…and the top 20% of the country earn 15 times more than the bottom 20%, before tax and benefits, and about four times after that readjustment.
The complaint being that that’s not enough tax and redistribution.
And ain’t this great?
There were also critics – dismissed by Wilkinson and Pickett as “ideological” – who questioned either the validity of their statistics or the conclusions they drew from them. What struck me, reading the book, was that if the homicide rate was a major sign of inequality then it was noticeable that since 1980, the year that inequality really started to grow in the US after 50 years of flatlining, murders also began to fall. There is now a lower murder rate in America than there was in 1950. What accounted for that apparent anomaly?
“It means there must be other things involved,” says Wilkinson confidently. “But we can say that if those same changes, whatever they are, had happened without the increase in inequality, homicides would have fallen even more.”
That’s religion. We didn’t sacrifice the virgin, the Moon was still disgorged by the Eclipse Dragon, but God decided to do it that way to test your faith.
In any case, he maintains that it’s the general consistency of the data showing the relationship between inequality and mental health, rather than the anomalies, that is most notable.
Snigger. Facts that disprove my theory are just anomalies of no import. That’s not science, is it?

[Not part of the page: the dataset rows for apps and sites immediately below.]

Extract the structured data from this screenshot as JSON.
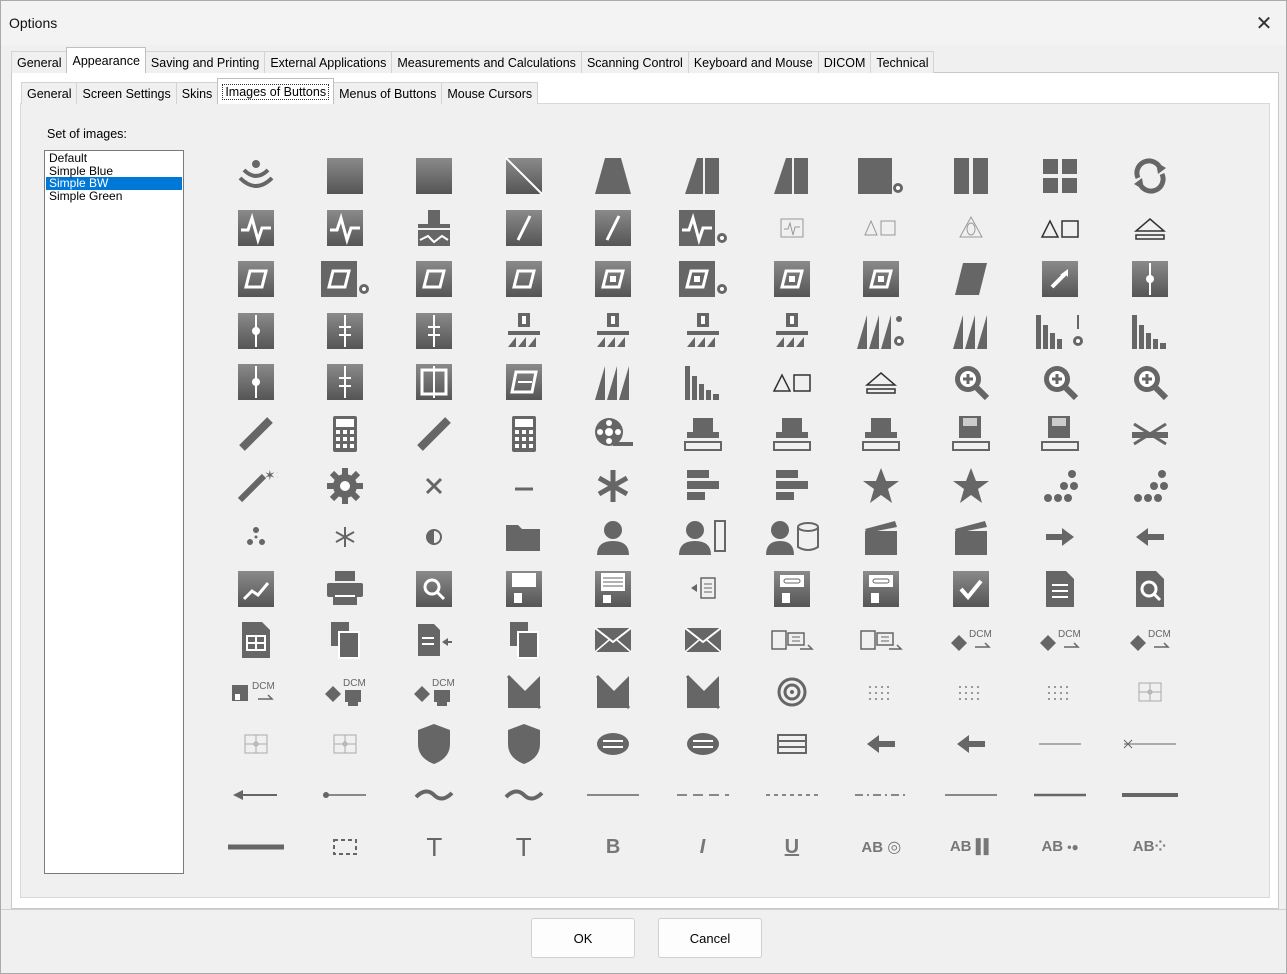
{
  "window": {
    "title": "Options",
    "close_glyph": "✕"
  },
  "main_tabs": [
    {
      "label": "General"
    },
    {
      "label": "Appearance",
      "active": true
    },
    {
      "label": "Saving and Printing"
    },
    {
      "label": "External Applications"
    },
    {
      "label": "Measurements and Calculations"
    },
    {
      "label": "Scanning Control"
    },
    {
      "label": "Keyboard and Mouse"
    },
    {
      "label": "DICOM"
    },
    {
      "label": "Technical"
    }
  ],
  "sub_tabs": [
    {
      "label": "General"
    },
    {
      "label": "Screen Settings"
    },
    {
      "label": "Skins"
    },
    {
      "label": "Images of Buttons",
      "active": true
    },
    {
      "label": "Menus of Buttons"
    },
    {
      "label": "Mouse Cursors"
    }
  ],
  "image_set": {
    "label": "Set of images:",
    "options": [
      "Default",
      "Simple Blue",
      "Simple BW",
      "Simple Green"
    ],
    "selected": "Simple BW"
  },
  "icon_color": "#666666",
  "selection_color": "#0078d7",
  "icons": [
    [
      "wireless-icon",
      "square-icon",
      "square-icon",
      "diagonal-square-icon",
      "trapezoid-icon",
      "split-trapezoid-icon",
      "split-trapezoid-icon",
      "square-gear-icon",
      "two-columns-icon",
      "four-quadrants-icon",
      "refresh-icon"
    ],
    [
      "waveform-icon",
      "waveform-icon",
      "cursor-wave-icon",
      "slash-square-icon",
      "slash-square-icon",
      "waveform-gear-icon",
      "waveform-small-icon",
      "trace-small-icon",
      "doppler-small-icon",
      "shapes-outline-icon",
      "eject-outline-icon"
    ],
    [
      "parallelogram-icon",
      "parallelogram-gear-icon",
      "parallelogram-icon",
      "parallelogram-icon",
      "parallelogram-dot-icon",
      "parallelogram-dot-gear-icon",
      "parallelogram-dot-icon",
      "parallelogram-dot-icon",
      "parallelogram-solid-icon",
      "arrow-box-icon",
      "vertical-marker-icon"
    ],
    [
      "vertical-marker-icon",
      "double-marker-icon",
      "double-marker-icon",
      "ruler-marker-icon",
      "ruler-marker-icon",
      "ruler-marker-icon",
      "ruler-marker-icon",
      "spectrum-gear-icon",
      "spectrum-icon",
      "histogram-gear-icon",
      "histogram-icon"
    ],
    [
      "vertical-marker-icon",
      "double-marker-icon",
      "bracket-box-icon",
      "slanted-box-icon",
      "spectrum-icon",
      "histogram-icon",
      "shapes-outline-icon",
      "eject-outline-icon",
      "zoom-in-icon",
      "zoom-in-icon",
      "zoom-in-icon"
    ],
    [
      "ruler-icon",
      "calculator-icon",
      "ruler-icon",
      "calculator-icon",
      "film-reel-icon",
      "printer-tray-icon",
      "printer-tray-icon",
      "printer-tray-icon",
      "disk-tray-icon",
      "disk-tray-icon",
      "crossed-tray-icon"
    ],
    [
      "magic-wand-icon",
      "gear-icon",
      "close-icon",
      "minus-icon",
      "asterisk-icon",
      "align-bars-icon",
      "align-bars-icon",
      "star-icon",
      "star-icon",
      "dot-triangle-icon",
      "dot-triangle-icon"
    ],
    [
      "radiation-icon",
      "small-asterisk-icon",
      "contrast-icon",
      "folder-icon",
      "user-icon",
      "user-list-icon",
      "user-database-icon",
      "clapper-icon",
      "clapper-icon",
      "arrow-right-icon",
      "arrow-left-icon"
    ],
    [
      "chart-document-icon",
      "printer-icon",
      "search-document-icon",
      "floppy-icon",
      "floppy-lines-icon",
      "export-document-icon",
      "floppy-drive-icon",
      "floppy-drive-icon",
      "checkmark-icon",
      "text-document-icon",
      "inspect-document-icon"
    ],
    [
      "table-document-icon",
      "copy-document-icon",
      "document-arrow-icon",
      "copy-document-icon",
      "envelope-icon",
      "envelope-icon",
      "send-document-icon",
      "send-document-icon",
      "dcm-send-icon",
      "dcm-send-icon",
      "dcm-send-icon"
    ],
    [
      "dcm-save-icon",
      "dcm-print-icon",
      "dcm-print-icon",
      "hourglass-cross-icon",
      "hourglass-cross-icon",
      "hourglass-cross-icon",
      "target-icon",
      "dotted-grid-icon",
      "dotted-grid-icon",
      "dotted-grid-icon",
      "crosshair-box-icon"
    ],
    [
      "crosshair-box-icon",
      "crosshair-box-icon",
      "shield-icon",
      "shield-icon",
      "oval-lines-icon",
      "oval-lines-icon",
      "list-lines-icon",
      "arrow-left-icon",
      "arrow-left-icon",
      "line-icon",
      "cross-line-icon"
    ],
    [
      "arrow-line-icon",
      "dot-line-icon",
      "tilde-icon",
      "tilde-icon",
      "solid-line-icon",
      "dashed-line-icon",
      "dotted-line-icon",
      "dash-dot-line-icon",
      "solid-line-icon",
      "thick-line-icon",
      "thicker-line-icon"
    ],
    [
      "thickest-line-icon",
      "dashed-rect-icon",
      "serif-t-icon",
      "serif-t-icon",
      "bold-icon",
      "italic-icon",
      "underline-icon",
      "ab-circle-icon",
      "ab-bars-icon",
      "ab-dots-icon",
      "ab-cluster-icon"
    ]
  ],
  "icon_text": {
    "serif_t": "T",
    "bold": "B",
    "italic": "I",
    "underline": "U",
    "ab": "AB",
    "dcm": "DCM"
  },
  "buttons": {
    "ok": "OK",
    "cancel": "Cancel"
  }
}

Yet leaving aside whether it’s desirable, there is no such thing as complete equality, and attempts to bring it about have inevitably led to the worst kinds of repression. Still, that’s not an argument for unconstrained inequality. Where, though, to start on narrowing the distance between rich and poor? If they could impose one piece of legislation tomorrow what would it be?
“I would want companies to have to put some of their profits each year into an employee-controlled trust which would then have voting rights on the board,” says Wilkinson.
“I’d go for a Finland-style educational system, completely comprehensive,” says Pickett.
Sigh. Before tax and benefits inequality is higher in Finland than it is in the UK. Comprehensive schooling doesn’t do it therefore.